The ocean became her classroom! Genie collected fish and studied them. She took water samples. She dissected a swell shark to investigate how and why it puffs up.
Wearing a face mask, Genie explored the underwater world for the first time. Its beauty mesmerized her. Genie couldn't wait to dive deeper, stay under water longer, and maybe even see some sharks.
Painted digitally after hand-drawn images are scanned into his computer Jordi Solano supplies readers with a world so real we expect the sharks to swim right off the pages. The illustration on the matching dust jacket and book case on the front, the right, is extended over the spine giving us an expanded view of the aquarium tank and a fourth shark. Even though Genie is on the outside looking in at the sharks, this initial picture seems to predict her astounding future with these creatures.
The opening and closing endpapers done in two hues of blue feature the outlines of many different types of sharks. Beneath the text on the title page a loose circle surrounds Genie with her hands pressed against the glass at the shark tank. Most of the images span two pages. Solano's use of shading and shadow and his shifts in perspective give each illustration a deep sense of atmosphere and emotion.
For the first two page image we again see Genie, face against the glass at the aquarium, but this time we are closer to her and seeing her as if we are in the tank; it's a shark's eye view. When Genie dives it's as if we are there with her. All the shimmering shades of the ocean depths are shown. Each picture is a study of Genie and her love of sharks.
One of my many favorite pictures is after Genie's mother buys her a fish tank. On a single page, taking up nearly the entire area, is the tank filled with plants and tiny fish. Behind them is the face of Genie, eyes wide open and watching everything in motion. Solano has her hair on the outside blend with the plants on the inside. The play of dark and light is wonderful.
After reading a title like Swimming With Sharks: The Daring Discoveries of Eugenie Clark written by Heather Lang with illustrations by Jordi Solano you find yourself first thankful for this woman and second hoping this story will inspire other women to pursue their heart's desire no matter what road blocks attempt to dissuade them. Eugenie Clark fought against norms and prejudice and won herself a place as a highly respected scientist. This is an excellent picture book biography! There is, as mentioned above, an Author's Note, a More about Sharks page and a list of Selected Sources.
To learn more about Heather Lang and Jordi Solano please visit their websites by following the links attached to their names. Heather Lang has a multitude of resources about Eugenie Clark and sharks on the page for this title. There is a six page teacher's guide. At the publisher's website you can get a peek inside the book including one of my favorite illustrations. At the publisher's blog illustrator Jordi Solano talks about his process for this title. This is his first picture book. Scholastic's Ambassador of School Libraries, John Schumacher, showcases the book trailer premiere with commentary by Heather Lang on his blog, Watch. Connect. Read. Heather Lang is a guest writer at the Nerdy Book Club speaking about research for nonfiction and fiction children's literature titles. This title has been nominated at the Amelia Bloomer Project.
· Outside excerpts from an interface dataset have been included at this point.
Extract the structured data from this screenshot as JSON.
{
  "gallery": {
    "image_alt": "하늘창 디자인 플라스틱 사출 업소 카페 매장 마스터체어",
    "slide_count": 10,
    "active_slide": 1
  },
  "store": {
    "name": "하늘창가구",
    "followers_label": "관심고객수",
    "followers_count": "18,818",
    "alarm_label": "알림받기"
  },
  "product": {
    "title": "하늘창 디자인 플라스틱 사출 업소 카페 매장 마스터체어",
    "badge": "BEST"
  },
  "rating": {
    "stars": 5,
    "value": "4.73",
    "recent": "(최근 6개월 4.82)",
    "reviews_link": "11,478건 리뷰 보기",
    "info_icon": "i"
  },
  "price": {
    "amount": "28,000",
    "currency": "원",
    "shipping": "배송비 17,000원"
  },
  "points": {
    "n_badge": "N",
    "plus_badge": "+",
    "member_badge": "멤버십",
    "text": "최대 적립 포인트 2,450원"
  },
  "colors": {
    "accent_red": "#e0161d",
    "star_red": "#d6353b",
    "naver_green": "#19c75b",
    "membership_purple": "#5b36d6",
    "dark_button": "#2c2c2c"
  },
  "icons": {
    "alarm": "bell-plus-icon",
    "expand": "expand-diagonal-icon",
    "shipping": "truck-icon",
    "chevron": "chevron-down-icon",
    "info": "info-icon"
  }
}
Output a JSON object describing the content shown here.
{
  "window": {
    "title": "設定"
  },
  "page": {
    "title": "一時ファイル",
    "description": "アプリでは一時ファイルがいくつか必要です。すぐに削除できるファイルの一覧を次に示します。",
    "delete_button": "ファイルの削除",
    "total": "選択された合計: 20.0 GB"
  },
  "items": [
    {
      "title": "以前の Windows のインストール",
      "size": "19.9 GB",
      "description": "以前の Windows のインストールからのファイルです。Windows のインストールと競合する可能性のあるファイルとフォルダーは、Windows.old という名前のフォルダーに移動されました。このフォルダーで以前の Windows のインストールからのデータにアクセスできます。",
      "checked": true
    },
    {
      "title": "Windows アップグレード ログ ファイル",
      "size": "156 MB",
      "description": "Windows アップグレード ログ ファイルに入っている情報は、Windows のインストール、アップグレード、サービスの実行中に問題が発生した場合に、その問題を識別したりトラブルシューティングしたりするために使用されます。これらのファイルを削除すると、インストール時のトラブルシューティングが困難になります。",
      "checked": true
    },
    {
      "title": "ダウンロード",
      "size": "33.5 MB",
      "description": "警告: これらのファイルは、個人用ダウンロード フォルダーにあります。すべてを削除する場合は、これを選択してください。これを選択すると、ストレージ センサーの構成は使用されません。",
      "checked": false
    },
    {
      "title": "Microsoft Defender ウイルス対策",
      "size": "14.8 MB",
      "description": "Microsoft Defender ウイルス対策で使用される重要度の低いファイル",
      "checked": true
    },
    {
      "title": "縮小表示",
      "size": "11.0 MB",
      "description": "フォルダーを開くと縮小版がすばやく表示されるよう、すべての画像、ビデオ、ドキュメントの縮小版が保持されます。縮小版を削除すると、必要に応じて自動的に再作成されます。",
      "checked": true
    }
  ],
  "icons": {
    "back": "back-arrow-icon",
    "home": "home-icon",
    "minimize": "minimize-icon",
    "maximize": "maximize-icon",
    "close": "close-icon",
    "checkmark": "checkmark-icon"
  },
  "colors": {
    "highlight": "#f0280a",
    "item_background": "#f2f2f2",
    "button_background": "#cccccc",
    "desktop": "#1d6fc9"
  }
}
As this year is nearly at a close please be sure to visit Kid Lit Frenzy hosted by educator Alyson Beecher to see the other titles selected this week by those participating in the 2016 Nonfiction Picture Book Challenge.